What needs to be done -> Your task is to copy every entry exactly.

═════ Source records

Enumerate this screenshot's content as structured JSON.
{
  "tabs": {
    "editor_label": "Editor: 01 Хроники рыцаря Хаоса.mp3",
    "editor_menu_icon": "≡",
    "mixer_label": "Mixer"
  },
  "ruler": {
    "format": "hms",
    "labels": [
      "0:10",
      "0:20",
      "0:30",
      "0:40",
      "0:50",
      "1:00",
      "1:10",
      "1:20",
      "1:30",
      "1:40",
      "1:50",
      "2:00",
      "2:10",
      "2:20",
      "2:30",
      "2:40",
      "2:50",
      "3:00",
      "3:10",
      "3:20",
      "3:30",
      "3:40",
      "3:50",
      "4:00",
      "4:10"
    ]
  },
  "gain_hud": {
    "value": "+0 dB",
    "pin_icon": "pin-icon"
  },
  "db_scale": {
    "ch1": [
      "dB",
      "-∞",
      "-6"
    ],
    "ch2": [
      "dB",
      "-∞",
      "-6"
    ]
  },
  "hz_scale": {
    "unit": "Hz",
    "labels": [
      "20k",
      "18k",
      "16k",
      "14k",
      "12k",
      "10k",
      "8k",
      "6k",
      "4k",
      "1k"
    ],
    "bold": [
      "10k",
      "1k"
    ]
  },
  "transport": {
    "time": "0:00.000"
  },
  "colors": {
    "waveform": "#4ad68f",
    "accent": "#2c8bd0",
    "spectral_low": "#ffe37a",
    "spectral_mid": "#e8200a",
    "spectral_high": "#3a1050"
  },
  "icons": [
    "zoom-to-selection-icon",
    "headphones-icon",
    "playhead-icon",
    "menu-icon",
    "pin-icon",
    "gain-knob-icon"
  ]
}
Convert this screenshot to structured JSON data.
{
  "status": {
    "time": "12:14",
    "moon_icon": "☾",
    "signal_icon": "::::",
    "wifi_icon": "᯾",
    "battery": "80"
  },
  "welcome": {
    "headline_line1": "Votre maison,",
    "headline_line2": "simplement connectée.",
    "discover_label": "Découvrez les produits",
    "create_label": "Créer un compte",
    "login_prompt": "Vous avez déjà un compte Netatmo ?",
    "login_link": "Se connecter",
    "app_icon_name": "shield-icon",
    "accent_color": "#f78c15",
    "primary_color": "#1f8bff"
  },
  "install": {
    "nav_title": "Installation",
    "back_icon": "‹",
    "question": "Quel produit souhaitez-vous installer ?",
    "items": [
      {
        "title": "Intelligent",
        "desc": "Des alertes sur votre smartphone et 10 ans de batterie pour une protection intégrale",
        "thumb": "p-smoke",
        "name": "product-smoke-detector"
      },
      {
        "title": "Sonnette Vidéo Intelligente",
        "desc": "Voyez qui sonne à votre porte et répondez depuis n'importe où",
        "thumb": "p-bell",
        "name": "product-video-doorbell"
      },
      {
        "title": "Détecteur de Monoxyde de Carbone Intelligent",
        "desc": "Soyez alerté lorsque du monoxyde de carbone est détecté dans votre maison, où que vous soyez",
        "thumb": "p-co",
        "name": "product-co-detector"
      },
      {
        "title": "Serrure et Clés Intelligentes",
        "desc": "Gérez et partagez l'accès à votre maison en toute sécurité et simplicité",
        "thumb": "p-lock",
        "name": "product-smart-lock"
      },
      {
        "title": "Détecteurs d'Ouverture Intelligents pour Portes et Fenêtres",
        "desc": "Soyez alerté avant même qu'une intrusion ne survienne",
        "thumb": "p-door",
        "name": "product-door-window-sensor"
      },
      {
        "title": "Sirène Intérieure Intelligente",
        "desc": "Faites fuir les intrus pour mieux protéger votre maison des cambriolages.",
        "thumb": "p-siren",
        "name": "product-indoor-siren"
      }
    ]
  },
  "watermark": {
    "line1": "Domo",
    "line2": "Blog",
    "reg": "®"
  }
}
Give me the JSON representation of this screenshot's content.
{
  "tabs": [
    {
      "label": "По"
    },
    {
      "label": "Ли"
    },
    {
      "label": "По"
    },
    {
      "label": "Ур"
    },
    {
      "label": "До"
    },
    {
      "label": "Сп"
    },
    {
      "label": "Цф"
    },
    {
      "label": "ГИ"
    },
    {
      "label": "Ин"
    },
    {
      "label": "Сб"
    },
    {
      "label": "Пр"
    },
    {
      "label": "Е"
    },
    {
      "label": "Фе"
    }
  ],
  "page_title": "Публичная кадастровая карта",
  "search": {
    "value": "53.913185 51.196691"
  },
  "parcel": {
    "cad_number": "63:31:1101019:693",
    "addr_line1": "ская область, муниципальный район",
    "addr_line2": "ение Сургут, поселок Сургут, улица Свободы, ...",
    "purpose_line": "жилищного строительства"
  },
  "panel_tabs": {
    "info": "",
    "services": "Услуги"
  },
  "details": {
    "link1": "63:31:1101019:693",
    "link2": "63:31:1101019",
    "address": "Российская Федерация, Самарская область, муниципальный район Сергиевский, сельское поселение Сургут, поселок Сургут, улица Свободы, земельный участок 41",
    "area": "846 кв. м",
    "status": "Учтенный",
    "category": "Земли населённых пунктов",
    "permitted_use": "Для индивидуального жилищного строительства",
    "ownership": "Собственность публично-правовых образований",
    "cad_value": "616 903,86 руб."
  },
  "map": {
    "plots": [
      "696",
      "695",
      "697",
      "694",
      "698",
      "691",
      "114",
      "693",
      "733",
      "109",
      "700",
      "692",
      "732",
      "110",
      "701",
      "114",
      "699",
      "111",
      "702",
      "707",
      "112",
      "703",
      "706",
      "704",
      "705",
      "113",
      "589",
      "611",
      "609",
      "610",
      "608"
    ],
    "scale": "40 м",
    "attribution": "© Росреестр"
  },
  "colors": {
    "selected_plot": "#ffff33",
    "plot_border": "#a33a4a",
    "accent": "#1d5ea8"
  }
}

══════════

Answer space ->
Enumerate this screenshot's content as structured JSON.
{
  "tabs": {
    "editor_label": "Editor: 01 Хроники рыцаря Хаоса.mp3",
    "editor_menu_icon": "≡",
    "mixer_label": "Mixer"
  },
  "ruler": {
    "format": "hms",
    "labels": [
      "0:10",
      "0:20",
      "0:30",
      "0:40",
      "0:50",
      "1:00",
      "1:10",
      "1:20",
      "1:30",
      "1:40",
      "1:50",
      "2:00",
      "2:10",
      "2:20",
      "2:30",
      "2:40",
      "2:50",
      "3:00",
      "3:10",
      "3:20",
      "3:30",
      "3:40",
      "3:50",
      "4:00",
      "4:10"
    ]
  },
  "gain_hud": {
    "value": "+0 dB",
    "pin_icon": "pin-icon"
  },
  "db_scale": {
    "ch1": [
      "dB",
      "-∞",
      "-6"
    ],
    "ch2": [
      "dB",
      "-∞",
      "-6"
    ]
  },
  "hz_scale": {
    "unit": "Hz",
    "labels": [
      "20k",
      "18k",
      "16k",
      "14k",
      "12k",
      "10k",
      "8k",
      "6k",
      "4k",
      "1k"
    ],
    "bold": [
      "10k",
      "1k"
    ]
  },
  "transport": {
    "time": "0:00.000"
  },
  "colors": {
    "waveform": "#4ad68f",
    "accent": "#2c8bd0",
    "spectral_low": "#ffe37a",
    "spectral_mid": "#e8200a",
    "spectral_high": "#3a1050"
  },
  "icons": [
    "zoom-to-selection-icon",
    "headphones-icon",
    "playhead-icon",
    "menu-icon",
    "pin-icon",
    "gain-knob-icon"
  ]
}
Convert this screenshot to structured JSON data.
{
  "status": {
    "time": "12:14",
    "moon_icon": "☾",
    "signal_icon": "::::",
    "wifi_icon": "᯾",
    "battery": "80"
  },
  "welcome": {
    "headline_line1": "Votre maison,",
    "headline_line2": "simplement connectée.",
    "discover_label": "Découvrez les produits",
    "create_label": "Créer un compte",
    "login_prompt": "Vous avez déjà un compte Netatmo ?",
    "login_link": "Se connecter",
    "app_icon_name": "shield-icon",
    "accent_color": "#f78c15",
    "primary_color": "#1f8bff"
  },
  "install": {
    "nav_title": "Installation",
    "back_icon": "‹",
    "question": "Quel produit souhaitez-vous installer ?",
    "items": [
      {
        "title": "Intelligent",
        "desc": "Des alertes sur votre smartphone et 10 ans de batterie pour une protection intégrale",
        "thumb": "p-smoke",
        "name": "product-smoke-detector"
      },
      {
        "title": "Sonnette Vidéo Intelligente",
        "desc": "Voyez qui sonne à votre porte et répondez depuis n'importe où",
        "thumb": "p-bell",
        "name": "product-video-doorbell"
      },
      {
        "title": "Détecteur de Monoxyde de Carbone Intelligent",
        "desc": "Soyez alerté lorsque du monoxyde de carbone est détecté dans votre maison, où que vous soyez",
        "thumb": "p-co",
        "name": "product-co-detector"
      },
      {
        "title": "Serrure et Clés Intelligentes",
        "desc": "Gérez et partagez l'accès à votre maison en toute sécurité et simplicité",
        "thumb": "p-lock",
        "name": "product-smart-lock"
      },
      {
        "title": "Détecteurs d'Ouverture Intelligents pour Portes et Fenêtres",
        "desc": "Soyez alerté avant même qu'une intrusion ne survienne",
        "thumb": "p-door",
        "name": "product-door-window-sensor"
      },
      {
        "title": "Sirène Intérieure Intelligente",
        "desc": "Faites fuir les intrus pour mieux protéger votre maison des cambriolages.",
        "thumb": "p-siren",
        "name": "product-indoor-siren"
      }
    ]
  },
  "watermark": {
    "line1": "Domo",
    "line2": "Blog",
    "reg": "®"
  }
}
Give me the JSON representation of this screenshot's content.
{
  "tabs": [
    {
      "label": "По"
    },
    {
      "label": "Ли"
    },
    {
      "label": "По"
    },
    {
      "label": "Ур"
    },
    {
      "label": "До"
    },
    {
      "label": "Сп"
    },
    {
      "label": "Цф"
    },
    {
      "label": "ГИ"
    },
    {
      "label": "Ин"
    },
    {
      "label": "Сб"
    },
    {
      "label": "Пр"
    },
    {
      "label": "Е"
    },
    {
      "label": "Фе"
    }
  ],
  "page_title": "Публичная кадастровая карта",
  "search": {
    "value": "53.913185 51.196691"
  },
  "parcel": {
    "cad_number": "63:31:1101019:693",
    "addr_line1": "ская область, муниципальный район",
    "addr_line2": "ение Сургут, поселок Сургут, улица Свободы, ...",
    "purpose_line": "жилищного строительства"
  },
  "panel_tabs": {
    "info": "",
    "services": "Услуги"
  },
  "details": {
    "link1": "63:31:1101019:693",
    "link2": "63:31:1101019",
    "address": "Российская Федерация, Самарская область, муниципальный район Сергиевский, сельское поселение Сургут, поселок Сургут, улица Свободы, земельный участок 41",
    "area": "846 кв. м",
    "status": "Учтенный",
    "category": "Земли населённых пунктов",
    "permitted_use": "Для индивидуального жилищного строительства",
    "ownership": "Собственность публично-правовых образований",
    "cad_value": "616 903,86 руб."
  },
  "map": {
    "plots": [
      "696",
      "695",
      "697",
      "694",
      "698",
      "691",
      "114",
      "693",
      "733",
      "109",
      "700",
      "692",
      "732",
      "110",
      "701",
      "114",
      "699",
      "111",
      "702",
      "707",
      "112",
      "703",
      "706",
      "704",
      "705",
      "113",
      "589",
      "611",
      "609",
      "610",
      "608"
    ],
    "scale": "40 м",
    "attribution": "© Росреестр"
  },
  "colors": {
    "selected_plot": "#ffff33",
    "plot_border": "#a33a4a",
    "accent": "#1d5ea8"
  }
}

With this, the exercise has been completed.